The Devils recalled Andrei Loktionov after two games with AHL Albany. You may recall the Devils acquired Loktionov from the L.A. Kings in exchange for a fifth-round draft pick last week. Loktionov was called up Wednesday to take the roster spot of the injured Dainius Zubrus, who was placed on injured reserve as deals with an upper-body injury.
Lou Lamoriello said he and the coaches wanted to get a better look at Loktionov, but Pete DeBoer said he could stick around longer than that.
Okay, but where does he fit? The Devils have been searching for a left wing on the top line and DeBoer loves versatility.
Corey GriffinThe trade for Loktionov made a lot of sense. The compensation was minimal, the talent is definitely there and the overall value makes the deal a no-brainer. But I do have to point out that the center-heavy Devils (the YOUNG center-heavy Devils), added a player who has proven he’s unable to play the wing and just asked out of L.A. because they had no room up the middle for him. So where does that leave Loktionov given the current makeup of the Devils’ roster? He’s obviously not going to unseat Travis Zajac or Adam Henrique and DeBoer has made it clear those two are both centermen. Ryan Carter? Nope, not with the way that line has played since being put together last season. That leaves the fourth line and the current fourth-line center, Jacob Josefson.
We said at the time of the trade would eventually have to fend off Loktionov to keep his spot in the lineup, although Zubrus’ injury has certainly sped up the meaning of “eventually.” Make no mistake, Loktionov is a legit NHL player.
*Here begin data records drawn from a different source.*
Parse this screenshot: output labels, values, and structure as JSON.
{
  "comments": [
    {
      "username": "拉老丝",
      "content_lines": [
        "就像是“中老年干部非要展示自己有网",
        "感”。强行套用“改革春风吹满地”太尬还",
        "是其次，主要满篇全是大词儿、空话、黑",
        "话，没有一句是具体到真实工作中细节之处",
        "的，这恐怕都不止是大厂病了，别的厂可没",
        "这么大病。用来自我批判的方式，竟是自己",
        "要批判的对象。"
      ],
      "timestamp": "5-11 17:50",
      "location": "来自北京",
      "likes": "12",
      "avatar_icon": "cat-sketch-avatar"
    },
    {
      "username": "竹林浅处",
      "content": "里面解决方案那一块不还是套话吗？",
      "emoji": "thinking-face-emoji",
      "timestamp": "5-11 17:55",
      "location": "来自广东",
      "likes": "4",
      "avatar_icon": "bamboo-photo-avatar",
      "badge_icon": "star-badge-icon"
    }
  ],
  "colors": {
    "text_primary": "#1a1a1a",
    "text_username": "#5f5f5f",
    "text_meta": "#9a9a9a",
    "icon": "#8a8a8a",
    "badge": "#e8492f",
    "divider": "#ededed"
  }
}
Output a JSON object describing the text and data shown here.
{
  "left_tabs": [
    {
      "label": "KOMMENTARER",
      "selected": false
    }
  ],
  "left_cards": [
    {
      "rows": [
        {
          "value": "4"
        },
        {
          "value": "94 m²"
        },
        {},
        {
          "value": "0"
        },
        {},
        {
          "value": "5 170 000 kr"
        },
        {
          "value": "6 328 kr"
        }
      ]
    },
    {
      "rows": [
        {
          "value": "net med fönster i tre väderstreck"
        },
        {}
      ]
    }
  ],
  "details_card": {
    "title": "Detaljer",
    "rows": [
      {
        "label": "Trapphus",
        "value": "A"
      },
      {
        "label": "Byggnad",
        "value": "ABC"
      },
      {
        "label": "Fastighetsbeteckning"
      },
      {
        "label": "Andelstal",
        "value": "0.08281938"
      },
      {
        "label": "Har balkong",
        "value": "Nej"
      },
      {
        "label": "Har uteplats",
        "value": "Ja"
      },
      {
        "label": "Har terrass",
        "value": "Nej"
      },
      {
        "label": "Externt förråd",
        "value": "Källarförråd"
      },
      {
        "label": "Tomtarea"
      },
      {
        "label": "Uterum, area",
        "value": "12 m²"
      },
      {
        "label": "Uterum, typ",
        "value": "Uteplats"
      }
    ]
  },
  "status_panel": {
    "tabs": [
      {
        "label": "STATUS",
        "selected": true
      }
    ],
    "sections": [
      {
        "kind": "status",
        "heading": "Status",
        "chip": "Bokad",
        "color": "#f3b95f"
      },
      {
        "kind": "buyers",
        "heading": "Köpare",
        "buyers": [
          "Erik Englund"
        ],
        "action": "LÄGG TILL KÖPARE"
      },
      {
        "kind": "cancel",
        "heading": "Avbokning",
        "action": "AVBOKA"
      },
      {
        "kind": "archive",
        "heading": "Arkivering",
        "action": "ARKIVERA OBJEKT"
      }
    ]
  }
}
After the trade, Hockey’s Future ranked him immediately as the top forward prospect in the Devils’ system. That’s not to say he has a higher ceiling than say, Reid Boucher, but he is probably the most NHL-ready forward they have in the system. So Josefson should be worried. He has had legitimate trouble finishing in the offensive end this season despite multiple chances. Josefson’s biggest asset is his ability to play both ways and kill penalties. Unfortunately, Loktionov is also a two-way centerman that kills penalties and has a bit more offensive skill than Josefson.
So should Josefson be worried? Probably. Is this a convenient way to send a shock to Josefson’s system in the hopes it jump starts him? Perhaps. There’s also the possibility that the Devils like what they see from Loktionov in practice today and tomorrow and move Josefson to left wing on that fourth line with Bobby Butler on the right side for Friday’s game. That would essentially turn Krys Barch into a spare part most nights, which is what enforcers should be these days. Josefson has proven he’s comfortable enough on the wing to give it a shot for a short time while the Devils evaluate Loktionov’s skill set and ability to contribute on an NHL level. The only problem would be when Zubrus is healthy enough to return, the Devils would have a decision to make. Thankfully, the Devils would have options at that point — but that’s another post for another day.